§ **WHAT YOU HAVE TO DO**
From the entries, copy each line that includes "Transmission".

§ **DATA TO PROCESS**
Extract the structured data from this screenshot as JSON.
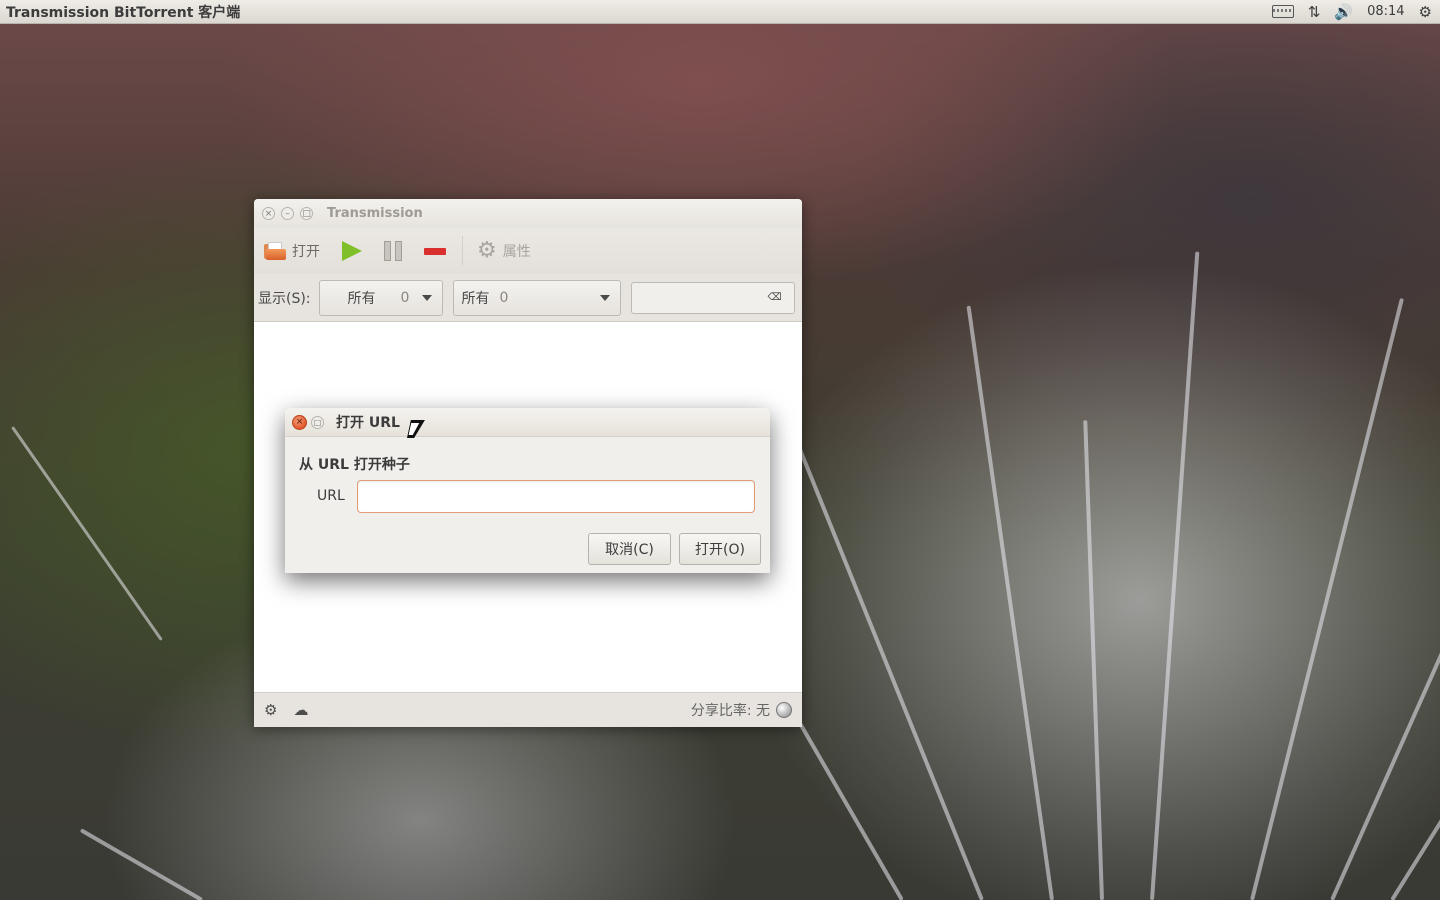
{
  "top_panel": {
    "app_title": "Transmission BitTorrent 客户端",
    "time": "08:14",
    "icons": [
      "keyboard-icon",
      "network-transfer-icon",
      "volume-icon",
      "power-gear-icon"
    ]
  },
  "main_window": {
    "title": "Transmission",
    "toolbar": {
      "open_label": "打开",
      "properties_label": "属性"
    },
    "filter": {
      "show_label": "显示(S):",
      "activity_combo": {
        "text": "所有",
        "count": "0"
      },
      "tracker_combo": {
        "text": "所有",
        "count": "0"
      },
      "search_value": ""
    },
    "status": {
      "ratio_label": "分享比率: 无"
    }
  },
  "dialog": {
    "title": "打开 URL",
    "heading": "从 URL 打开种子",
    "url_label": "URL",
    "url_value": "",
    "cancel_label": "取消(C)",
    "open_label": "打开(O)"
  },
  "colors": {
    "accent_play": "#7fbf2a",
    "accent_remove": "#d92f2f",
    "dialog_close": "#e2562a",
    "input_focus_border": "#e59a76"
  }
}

§ **RESPONSE**
    "app_title": "Transmission BitTorrent 客户端",
    "title": "Transmission",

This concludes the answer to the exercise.